A former Riverside County deputy public defender who collected her dead grandmother's Social Security benefits over a dozen years and spent the money herself was sentenced this week to a year in federal prison.
Audrey Gail Owens, 61, of Upland pleaded guilty in March to two counts of theft of government property. The plea was made directly to U.S. District Judge Virginia Phillips. The U.S. Attorney's Office did not negotiate a deal.
Owens had been indicted on a total of five counts of theft of federal benefits. Phillips dismissed three counts on her own authority and imposed the minimum sentence.
Had a jury convicted the former public defender of all counts, she could have faced more than 10 years behind bars.
The defendant came to the attention of the Office of the Inspector General for the Social Security Administration in the summer of 2012, after agents confirmed that SSA retirement insurance benefits had been deposited into a bank account shared by Owens and her grandmother, Pollie Gayden, who died in May 2000.
The total amount automatically deposited between 2000 and 2012 was $129,795; the account balance at the time of closure was $3,727, according to court papers.
According to the U.S. Attorney's Office, the SSA ran a check on Gayden's status when records indicated she had exceeded 100 years of age. Benefits abruptly stopped in September 2012, when the government received a copy of the woman's death certificate.
Owens told investigators that she believed the money being deposited into the Kansas City bank account was from her father's veterans' benefits, not Social Security, court papers stated.
According to the defendant, she used the funds to cover health care- related expenses for her father, an Alzheimer's disease patient. However, she acknowledged also using the money "for her own needs, such as for rent and utility bills," according to court documents.
"She was only stopped when SSA began to suspect fraud; otherwise, the theft would have likely continued indefinitely and resulted in even greater losses," according to sentencing memorandum filed by Assistant U.S. Attorney Jerry Yang.
Owens' father died in December 2006.
"She knew at the time that it was wrong to take and spend what she believed constituted (her father's) VA funds after his death; however, she did so anyway," according to court papers.

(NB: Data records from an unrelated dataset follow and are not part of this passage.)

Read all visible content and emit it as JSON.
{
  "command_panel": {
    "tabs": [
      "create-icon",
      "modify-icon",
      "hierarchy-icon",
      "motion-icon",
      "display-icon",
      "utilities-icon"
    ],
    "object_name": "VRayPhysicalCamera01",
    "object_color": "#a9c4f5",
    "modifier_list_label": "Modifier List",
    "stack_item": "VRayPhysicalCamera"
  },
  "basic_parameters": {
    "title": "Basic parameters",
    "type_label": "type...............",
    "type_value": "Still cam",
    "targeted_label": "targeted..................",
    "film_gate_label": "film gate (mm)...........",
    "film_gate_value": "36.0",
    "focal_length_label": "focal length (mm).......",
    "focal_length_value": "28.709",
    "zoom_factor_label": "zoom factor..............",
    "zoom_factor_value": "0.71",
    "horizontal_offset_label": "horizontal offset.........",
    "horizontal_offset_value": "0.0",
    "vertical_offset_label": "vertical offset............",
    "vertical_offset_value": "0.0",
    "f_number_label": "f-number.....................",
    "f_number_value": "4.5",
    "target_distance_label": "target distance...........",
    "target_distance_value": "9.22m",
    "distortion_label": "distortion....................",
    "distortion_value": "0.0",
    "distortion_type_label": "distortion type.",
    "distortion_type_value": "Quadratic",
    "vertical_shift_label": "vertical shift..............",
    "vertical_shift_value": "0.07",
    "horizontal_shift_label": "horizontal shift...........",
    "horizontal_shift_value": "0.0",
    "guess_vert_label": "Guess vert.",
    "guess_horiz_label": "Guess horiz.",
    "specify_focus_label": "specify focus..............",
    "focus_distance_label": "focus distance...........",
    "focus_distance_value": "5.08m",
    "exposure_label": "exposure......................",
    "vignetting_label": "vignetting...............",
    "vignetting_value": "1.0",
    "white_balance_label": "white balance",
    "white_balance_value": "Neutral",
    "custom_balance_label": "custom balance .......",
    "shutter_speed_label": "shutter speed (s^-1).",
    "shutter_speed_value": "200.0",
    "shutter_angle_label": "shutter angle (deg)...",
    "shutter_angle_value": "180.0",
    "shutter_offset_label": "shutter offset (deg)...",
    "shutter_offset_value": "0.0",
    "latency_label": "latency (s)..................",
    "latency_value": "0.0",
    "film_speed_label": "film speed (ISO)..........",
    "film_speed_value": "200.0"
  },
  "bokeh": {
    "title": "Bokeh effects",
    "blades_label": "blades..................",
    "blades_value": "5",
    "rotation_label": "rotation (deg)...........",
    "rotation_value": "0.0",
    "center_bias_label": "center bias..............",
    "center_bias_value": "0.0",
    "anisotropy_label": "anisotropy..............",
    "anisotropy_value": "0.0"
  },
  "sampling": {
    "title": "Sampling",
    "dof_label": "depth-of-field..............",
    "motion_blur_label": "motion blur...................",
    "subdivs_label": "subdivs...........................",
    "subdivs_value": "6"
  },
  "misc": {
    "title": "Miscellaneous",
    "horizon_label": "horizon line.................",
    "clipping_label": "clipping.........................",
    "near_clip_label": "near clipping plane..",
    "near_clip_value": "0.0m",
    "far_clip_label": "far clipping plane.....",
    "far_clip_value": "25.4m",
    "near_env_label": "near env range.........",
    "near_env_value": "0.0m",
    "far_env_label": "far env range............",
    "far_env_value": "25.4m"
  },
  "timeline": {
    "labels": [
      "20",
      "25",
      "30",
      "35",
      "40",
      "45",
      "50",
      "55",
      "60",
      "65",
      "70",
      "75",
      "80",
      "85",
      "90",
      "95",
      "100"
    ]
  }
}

Investigators said the items for which Owens wrote a check out of the shared account included a $300 contribution to the Riverside County Employee Campaign, a booster for the roughly 18,000 people employed in county government.
Owens retired from the Office of the Public Defender last September.
– City News Service.